The national curriculum for design and technology aims to ensure that all pupils:
- develop the creative, technical and practical expertise needed to perform everyday tasks confidently and to participate successfully in an increasingly technological world
- build and apply a repertoire of knowledge, understanding and skills in order to design and make high-quality prototypes and products for a wide range of users
- critique, evaluate and test their ideas and products and the work of others
- understand and apply the principles of nutrition and learn how to cook
Designing and making are at the heart of our DT curriculum. Children learn to make products that are purposeful and creative.
Children look at existing products and think about how they are made and how they work. They are then taught the skills they need to make their own products, including how to use the appropriate tools safely and accurately. After this they will have time to design and make their product, making sure it fits the specification they have been set and adapting as they go. Finally, their finished product is evaluated, enabling children to think about how it could be improved and compare their work to others.
The focus of a DT unit of work is usually topic based or linked to another area of learning, to ensure there is a meaningful context for the children.
Every year the children will have the opportunity to learn how to cook and consider nutrition and healthy eating habits. These dishes are savoury and, where possible, used locally sourced products.

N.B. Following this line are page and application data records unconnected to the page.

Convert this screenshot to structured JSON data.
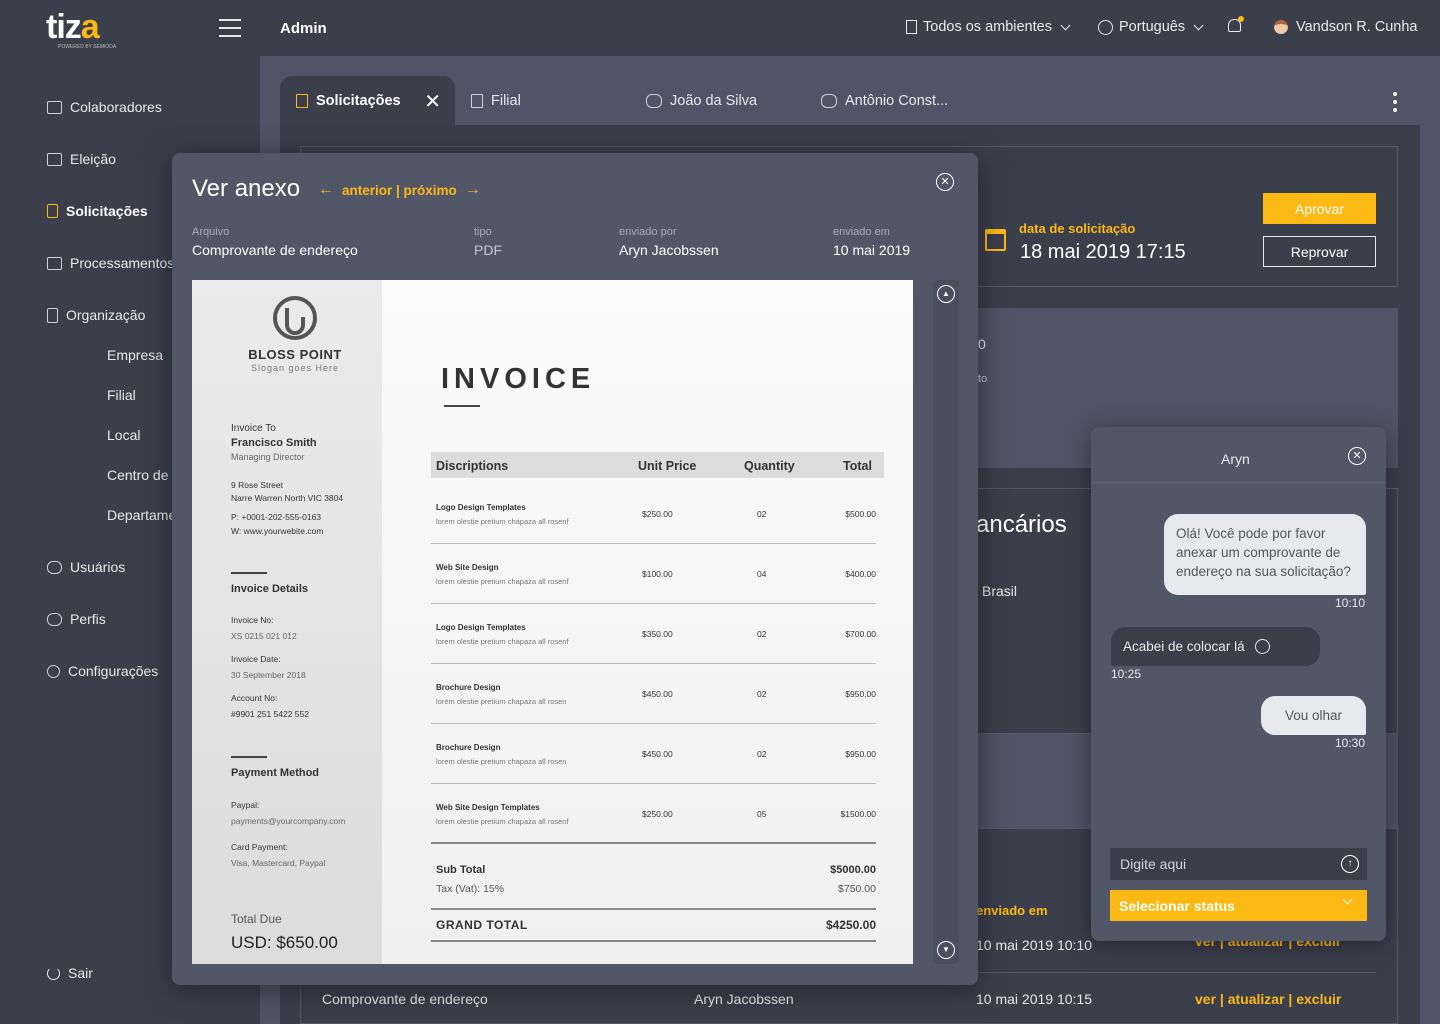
{
  "app": {
    "logo": "tiza",
    "logo_sub": "POWERED BY SEMIÓDA",
    "section": "Admin"
  },
  "topbar": {
    "environments": "Todos os ambientes",
    "language": "Português",
    "user": "Vandson R. Cunha"
  },
  "sidebar": {
    "items": [
      "Colaboradores",
      "Eleição",
      "Solicitações",
      "Processamentos",
      "Organização"
    ],
    "sub": [
      "Empresa",
      "Filial",
      "Local",
      "Centro de",
      "Departame"
    ],
    "items2": [
      "Usuários",
      "Perfis",
      "Configurações"
    ],
    "logout": "Sair"
  },
  "tabs": [
    "Solicitações",
    "Filial",
    "João da Silva",
    "Antônio Const..."
  ],
  "request": {
    "date_label": "data de solicitação",
    "date_value": "18 mai 2019 17:15",
    "approve": "Aprovar",
    "reject": "Reprovar",
    "partial1": "0",
    "partial2": "to",
    "bank_title": "ancários",
    "country": "Brasil",
    "sent_col": "enviado em",
    "row1_date": "10 mai 2019 10:10",
    "row1_actions": "ver | atualizar | excluir",
    "row2_file": "Comprovante de endereço",
    "row2_sender": "Aryn Jacobssen",
    "row2_date": "10 mai 2019 10:15",
    "row2_actions": "ver | atualizar | excluir"
  },
  "modal": {
    "title": "Ver anexo",
    "nav": "anterior | próximo",
    "file_label": "Arquivo",
    "file_value": "Comprovante de endereço",
    "type_label": "tipo",
    "type_value": "PDF",
    "sender_label": "enviado por",
    "sender_value": "Aryn Jacobssen",
    "sent_label": "enviado em",
    "sent_value": "10 mai 2019"
  },
  "invoice": {
    "company": "BLOSS POINT",
    "slogan": "Slogan goes Here",
    "title": "INVOICE",
    "to_label": "Invoice To",
    "to_name": "Francisco Smith",
    "to_role": "Managing Director",
    "addr1": "9 Rose Street",
    "addr2": "Narre Warren North VIC 3804",
    "phone": "P: +0001-202-555-0163",
    "web": "W: www.yourwebite.com",
    "details_label": "Invoice Details",
    "no_label": "Invoice No:",
    "no_value": "XS 0215 021 012",
    "date_label": "Invoice Date:",
    "date_value": "30 September 2018",
    "acct_label": "Account No:",
    "acct_value": "#9901 251 5422 552",
    "pay_label": "Payment Method",
    "paypal_label": "Paypal:",
    "paypal_value": "payments@yourcompany.com",
    "card_label": "Card Payment:",
    "card_value": "Visa, Mastercard, Paypal",
    "due_label": "Total Due",
    "due_value": "USD: $650.00",
    "headers": [
      "Discriptions",
      "Unit Price",
      "Quantity",
      "Total"
    ],
    "rows": [
      {
        "name": "Logo Design Templates",
        "desc": "lorem olestie pretium chapaza all rosenf",
        "price": "$250.00",
        "qty": "02",
        "total": "$500.00"
      },
      {
        "name": "Web Site Design",
        "desc": "lorem olestie pretium chapaza all rosenf",
        "price": "$100.00",
        "qty": "04",
        "total": "$400.00"
      },
      {
        "name": "Logo Design Templates",
        "desc": "lorem olestie pretium chapaza all rosenf",
        "price": "$350.00",
        "qty": "02",
        "total": "$700.00"
      },
      {
        "name": "Brochure Design",
        "desc": "lorem olestie pretium chapaza all rosen",
        "price": "$450.00",
        "qty": "02",
        "total": "$950.00"
      },
      {
        "name": "Brochure Design",
        "desc": "lorem olestie pretium chapaza all rosen",
        "price": "$450.00",
        "qty": "02",
        "total": "$950.00"
      },
      {
        "name": "Web Site Design Templates",
        "desc": "lorem olestie pretium chapaza all rosenf",
        "price": "$250.00",
        "qty": "05",
        "total": "$1500.00"
      }
    ],
    "subtotal_label": "Sub Total",
    "subtotal_value": "$5000.00",
    "tax_label": "Tax (Vat): 15%",
    "tax_value": "$750.00",
    "grand_label": "GRAND TOTAL",
    "grand_value": "$4250.00"
  },
  "chat": {
    "title": "Aryn",
    "messages": [
      {
        "text": "Olá! Você pode por favor anexar um comprovante de endereço na sua solicitação?",
        "time": "10:10"
      },
      {
        "text": "Acabei de colocar lá",
        "time": "10:25"
      },
      {
        "text": "Vou olhar",
        "time": "10:30"
      }
    ],
    "input_placeholder": "Digite aqui",
    "status_label": "Selecionar status"
  },
  "colors": {
    "accent": "#fdb913",
    "bg": "#3b3f4c",
    "content": "#4f5466"
  }
}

HOW CHILDREN LEARN IN DT
Design threshold concepts:
- Master practical skills
This concept involves developing the skills needed to make high quality products (we have highlighted a range of skills but they may be added to or changed as appropriate for your school).

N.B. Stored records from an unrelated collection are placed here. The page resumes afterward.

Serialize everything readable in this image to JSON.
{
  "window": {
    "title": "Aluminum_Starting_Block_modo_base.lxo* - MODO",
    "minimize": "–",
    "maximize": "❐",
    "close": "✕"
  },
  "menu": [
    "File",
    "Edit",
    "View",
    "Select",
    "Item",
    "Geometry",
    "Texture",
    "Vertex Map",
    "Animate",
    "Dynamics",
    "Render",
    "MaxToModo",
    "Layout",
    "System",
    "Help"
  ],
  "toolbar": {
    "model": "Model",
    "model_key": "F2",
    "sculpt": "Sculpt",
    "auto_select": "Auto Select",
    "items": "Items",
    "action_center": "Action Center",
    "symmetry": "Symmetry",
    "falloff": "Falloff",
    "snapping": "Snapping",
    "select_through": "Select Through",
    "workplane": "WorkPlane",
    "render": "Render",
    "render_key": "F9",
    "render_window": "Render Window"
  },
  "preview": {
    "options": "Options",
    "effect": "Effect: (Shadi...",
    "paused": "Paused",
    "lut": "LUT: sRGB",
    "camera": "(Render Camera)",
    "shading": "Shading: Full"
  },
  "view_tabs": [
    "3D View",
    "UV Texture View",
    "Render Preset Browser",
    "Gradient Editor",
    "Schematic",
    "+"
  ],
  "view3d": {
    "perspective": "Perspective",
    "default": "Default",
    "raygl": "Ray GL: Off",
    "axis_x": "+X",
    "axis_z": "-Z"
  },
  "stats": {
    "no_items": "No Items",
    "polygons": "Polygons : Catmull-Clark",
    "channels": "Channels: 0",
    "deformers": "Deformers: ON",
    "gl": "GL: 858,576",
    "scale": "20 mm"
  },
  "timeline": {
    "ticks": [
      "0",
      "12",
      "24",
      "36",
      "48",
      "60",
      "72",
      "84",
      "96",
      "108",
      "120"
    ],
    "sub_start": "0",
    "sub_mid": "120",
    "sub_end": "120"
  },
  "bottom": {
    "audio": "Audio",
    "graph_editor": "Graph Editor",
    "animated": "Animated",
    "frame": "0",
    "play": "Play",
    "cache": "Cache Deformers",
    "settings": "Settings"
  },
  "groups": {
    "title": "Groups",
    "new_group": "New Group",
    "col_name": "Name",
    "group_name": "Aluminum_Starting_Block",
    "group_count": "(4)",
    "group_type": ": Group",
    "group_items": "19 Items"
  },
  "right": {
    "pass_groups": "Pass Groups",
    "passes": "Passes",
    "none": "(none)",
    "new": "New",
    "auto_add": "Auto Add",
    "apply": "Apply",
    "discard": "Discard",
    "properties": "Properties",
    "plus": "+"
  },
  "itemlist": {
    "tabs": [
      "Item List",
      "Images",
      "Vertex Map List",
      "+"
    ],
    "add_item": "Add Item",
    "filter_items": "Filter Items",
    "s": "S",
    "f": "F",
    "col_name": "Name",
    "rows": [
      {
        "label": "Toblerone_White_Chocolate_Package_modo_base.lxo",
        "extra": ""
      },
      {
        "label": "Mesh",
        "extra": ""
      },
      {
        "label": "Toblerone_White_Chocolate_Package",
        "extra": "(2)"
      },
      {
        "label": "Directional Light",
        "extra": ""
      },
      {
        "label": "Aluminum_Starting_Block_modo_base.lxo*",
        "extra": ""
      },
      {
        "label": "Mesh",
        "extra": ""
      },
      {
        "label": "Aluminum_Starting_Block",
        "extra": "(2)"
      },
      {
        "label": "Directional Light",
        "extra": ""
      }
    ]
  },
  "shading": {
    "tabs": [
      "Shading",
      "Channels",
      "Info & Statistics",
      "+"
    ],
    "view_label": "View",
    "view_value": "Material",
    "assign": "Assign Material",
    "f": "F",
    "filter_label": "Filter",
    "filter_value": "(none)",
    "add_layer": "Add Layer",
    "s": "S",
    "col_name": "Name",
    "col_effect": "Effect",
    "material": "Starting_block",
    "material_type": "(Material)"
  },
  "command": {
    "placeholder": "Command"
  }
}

- Design, make, evaluate and improve
This concept involves developing the process of design thinking and seeing design as a process.

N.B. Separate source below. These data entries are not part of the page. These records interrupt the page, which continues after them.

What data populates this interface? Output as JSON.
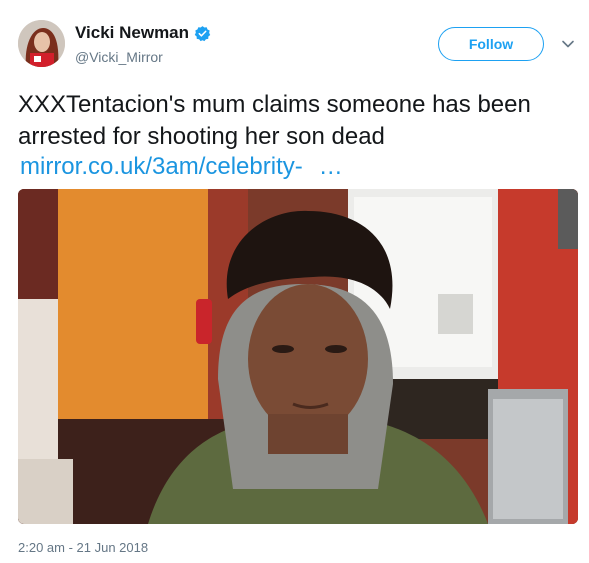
{
  "author": {
    "display_name": "Vicki Newman",
    "handle": "@Vicki_Mirror",
    "verified": true
  },
  "actions": {
    "follow_label": "Follow"
  },
  "tweet": {
    "text": "XXXTentacion's mum claims someone has been arrested for shooting her son dead",
    "link_text": "mirror.co.uk/3am/celebrity-",
    "link_ellipsis": "…",
    "timestamp": "2:20 am - 21 Jun 2018"
  },
  "colors": {
    "accent": "#1da1f2",
    "link": "#1b95e0",
    "secondary_text": "#657786"
  },
  "icons": {
    "verified": "verified-badge-icon",
    "caret": "chevron-down-icon"
  }
}
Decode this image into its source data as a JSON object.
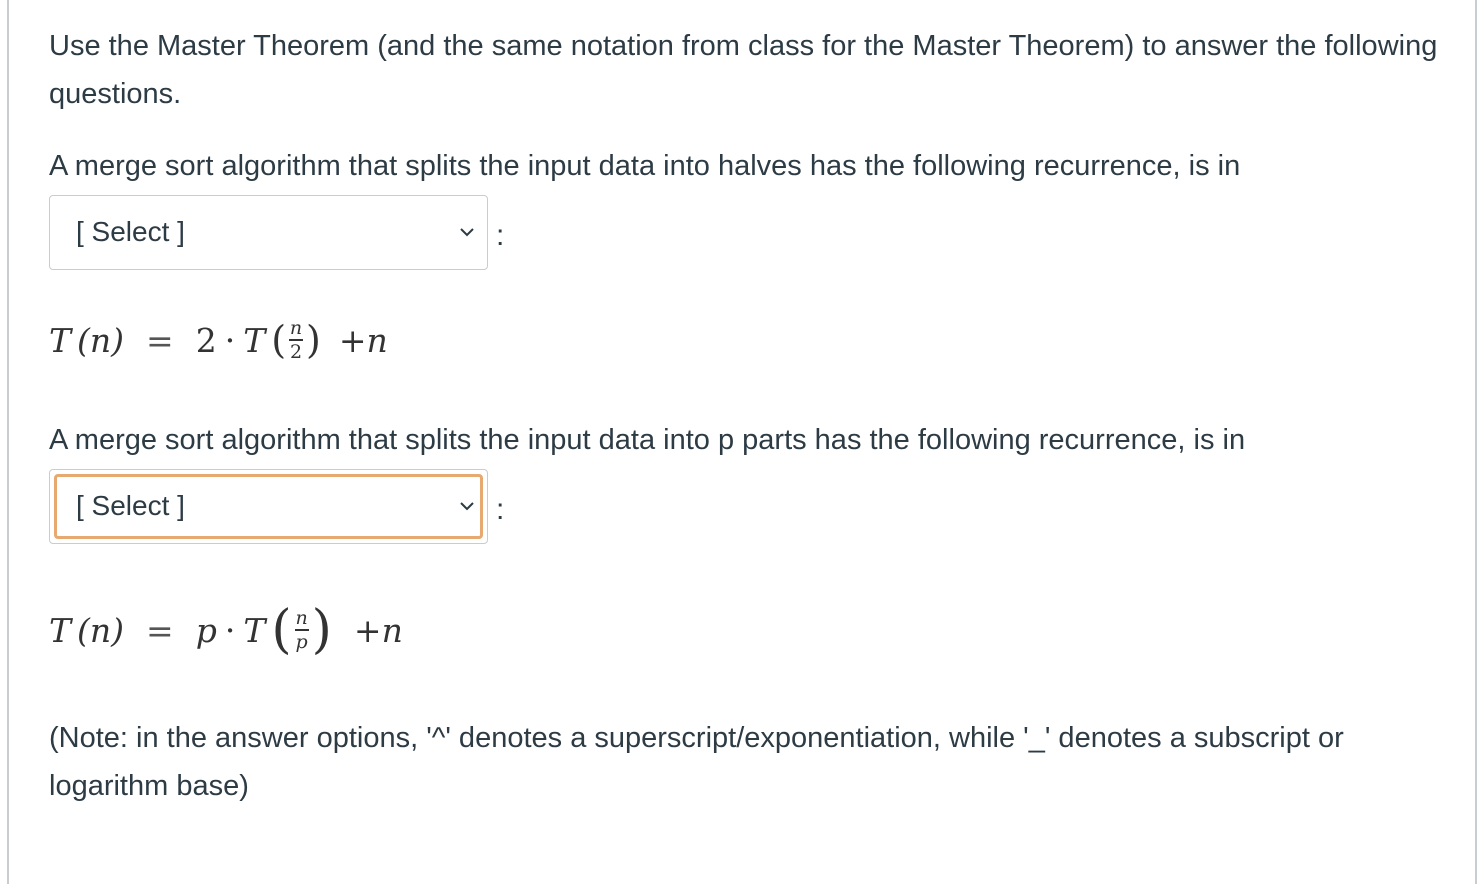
{
  "intro_text": "Use the Master Theorem (and the same notation from class for the Master Theorem) to answer the following questions.",
  "questions": [
    {
      "prompt": "A merge sort algorithm that splits the input data into halves has the following recurrence, is in",
      "select": {
        "selected": "[ Select ]"
      },
      "colon": ":",
      "formula": {
        "lhs": "T",
        "lhs_arg": "(n)",
        "eq": "=",
        "coef": "2",
        "dot": "·",
        "func": "T",
        "frac_num": "n",
        "frac_den": "2",
        "plus": "+",
        "tail": "n"
      }
    },
    {
      "prompt": "A merge sort algorithm that splits the input data into p parts has the following recurrence, is in",
      "select": {
        "selected": "[ Select ]",
        "focused": true
      },
      "colon": ":",
      "formula": {
        "lhs": "T",
        "lhs_arg": "(n)",
        "eq": "=",
        "coef": "p",
        "dot": "·",
        "func": "T",
        "frac_num": "n",
        "frac_den": "p",
        "plus": "+",
        "tail": "n"
      }
    }
  ],
  "note_text": "(Note: in the answer options, '^' denotes a superscript/exponentiation, while '_' denotes a subscript or logarithm base)",
  "colors": {
    "text": "#2d3b45",
    "border": "#c7cdd1",
    "focus_ring": "#e8a970"
  },
  "icons": {
    "dropdown": "chevron-down-icon"
  }
}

- Take inspiration from design throughout history
This concept involves appreciating the design process that has influenced the products we use in everyday life.
Essential characteristics of Wateringbury designers:
Significant levels of originality and the willingness to take creative risks to produce innovative ideas and prototypes.
An excellent attitude to learning and independent working.
The ability to use time efficiently and work constructively and productively with others.
The ability to carry out thorough research, show initiative and ask questions to develop an exceptionally detailed knowledge of users’ needs.
The ability to act as responsible designers and makers, working ethically, using finite materials carefully and working safely.
A thorough knowledge of which tools, equipment and materials to use to make their products.
The ability to apply mathematical knowledge.
The ability to manage risks exceptionally well to manufacture products safely and hygienically.
A passion for the subject and knowledge of, up-to-date technological innovations in materials, products and systems.